According to eclipse expert Fred Espenak, about 35 percent of all eclipses are penumbral, Earth Sky reported. Another 35 percent are total lunar eclipses where the inner part of Earth’s shadow, also known as the umbra, falls on the moon’s face. The entire shadow falling on the moon makes the moon look blood red. The final 30 percent is the partial lunar eclipse, in which it looks like the umbra of the Earth has taken a bite out of the moon. But this partial shadow recedes, never reaching the total phase. These are all beautiful and natural phenomena that are interesting to observe.
This Full Moon is also referred to as the Buck Moon or Thunder Moon. According to the Farmer's Almanac, the full moon in July is traditionally called the Buck Moon because a buck’s antlers are in full growth mode at around this time. It also referred to as the Thunder Moon because thunderstorms are so frequent during this month. These traditional names come from the Native American Moon names and their folklore and have been used to track the seasons as well. The eclipse of such a full moon may be difficult to see because it is penumbral but you can use a Moonrise and Moonset Calculator to see when the Buck Moon will be visible in your area.
The previous lunar eclipse was visible from Asia and Africa, with most of Europe and America sadly missing out. But now, exactly one month later, the penumbral lunar eclipse can be viewed in regions of Europe and America as well. It is sure to be a busy few weeks for astronomy-enthusiasts. Between these two lunar eclipses, there was even an annular solar eclipse during which some parts of the world got to see the full solar eclipse and the "Ring of Fire."
REMINDER - A partial lunar eclipse is happening this weekend! Forecast is looking promising for mostly clear skies.— Andrew Buck Michael (@AndrewWSYX6) June 30, 2020
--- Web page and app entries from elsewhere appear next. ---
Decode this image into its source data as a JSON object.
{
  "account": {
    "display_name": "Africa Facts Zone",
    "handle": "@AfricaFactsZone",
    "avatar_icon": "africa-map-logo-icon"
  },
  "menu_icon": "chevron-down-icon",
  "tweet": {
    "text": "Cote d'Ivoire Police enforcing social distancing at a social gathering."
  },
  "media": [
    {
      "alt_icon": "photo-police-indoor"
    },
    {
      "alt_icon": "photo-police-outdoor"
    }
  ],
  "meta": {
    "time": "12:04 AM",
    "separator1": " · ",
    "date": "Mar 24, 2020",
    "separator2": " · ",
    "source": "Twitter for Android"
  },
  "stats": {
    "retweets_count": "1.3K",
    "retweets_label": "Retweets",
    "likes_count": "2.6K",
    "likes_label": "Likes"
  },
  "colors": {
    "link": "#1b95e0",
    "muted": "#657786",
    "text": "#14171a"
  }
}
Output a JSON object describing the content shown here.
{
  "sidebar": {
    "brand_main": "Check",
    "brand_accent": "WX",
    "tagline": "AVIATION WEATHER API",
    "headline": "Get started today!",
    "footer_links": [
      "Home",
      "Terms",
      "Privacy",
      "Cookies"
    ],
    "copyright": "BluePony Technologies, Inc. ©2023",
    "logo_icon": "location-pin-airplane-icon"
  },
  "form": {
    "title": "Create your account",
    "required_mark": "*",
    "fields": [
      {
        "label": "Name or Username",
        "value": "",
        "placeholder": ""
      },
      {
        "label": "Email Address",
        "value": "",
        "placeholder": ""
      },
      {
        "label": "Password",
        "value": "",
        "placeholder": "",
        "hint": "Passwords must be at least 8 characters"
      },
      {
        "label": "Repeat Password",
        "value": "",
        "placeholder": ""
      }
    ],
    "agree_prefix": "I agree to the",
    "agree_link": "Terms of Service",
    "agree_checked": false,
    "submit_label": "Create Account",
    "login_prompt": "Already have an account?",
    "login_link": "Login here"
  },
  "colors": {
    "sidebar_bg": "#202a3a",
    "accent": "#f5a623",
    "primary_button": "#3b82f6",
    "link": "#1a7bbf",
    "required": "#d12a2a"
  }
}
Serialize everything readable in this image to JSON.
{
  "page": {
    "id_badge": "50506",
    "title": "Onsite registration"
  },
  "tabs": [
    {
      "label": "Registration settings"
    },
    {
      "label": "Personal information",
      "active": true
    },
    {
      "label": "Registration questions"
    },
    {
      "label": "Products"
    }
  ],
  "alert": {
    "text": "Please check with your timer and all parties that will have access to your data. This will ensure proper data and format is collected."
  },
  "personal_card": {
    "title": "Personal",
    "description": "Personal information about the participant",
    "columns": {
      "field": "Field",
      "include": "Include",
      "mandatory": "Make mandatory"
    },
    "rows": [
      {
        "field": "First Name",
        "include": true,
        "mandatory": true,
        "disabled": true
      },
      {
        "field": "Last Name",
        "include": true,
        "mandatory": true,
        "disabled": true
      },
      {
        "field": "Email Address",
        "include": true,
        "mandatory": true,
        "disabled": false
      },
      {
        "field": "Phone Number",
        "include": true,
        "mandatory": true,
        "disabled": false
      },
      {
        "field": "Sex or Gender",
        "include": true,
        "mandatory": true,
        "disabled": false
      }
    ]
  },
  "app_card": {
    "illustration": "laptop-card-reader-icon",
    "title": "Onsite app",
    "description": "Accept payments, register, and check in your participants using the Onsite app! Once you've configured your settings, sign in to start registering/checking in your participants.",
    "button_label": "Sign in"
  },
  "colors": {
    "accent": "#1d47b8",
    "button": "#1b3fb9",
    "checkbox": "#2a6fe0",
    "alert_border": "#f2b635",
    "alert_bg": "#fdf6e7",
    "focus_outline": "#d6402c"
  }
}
35% of the moon will be in the earth's shadow at 12:30AM EDT on July 5th. More details: https://t.co/SZeg96qsFg #GoodDayColumbus #OhioWX pic.twitter.com/8whzLcAn3w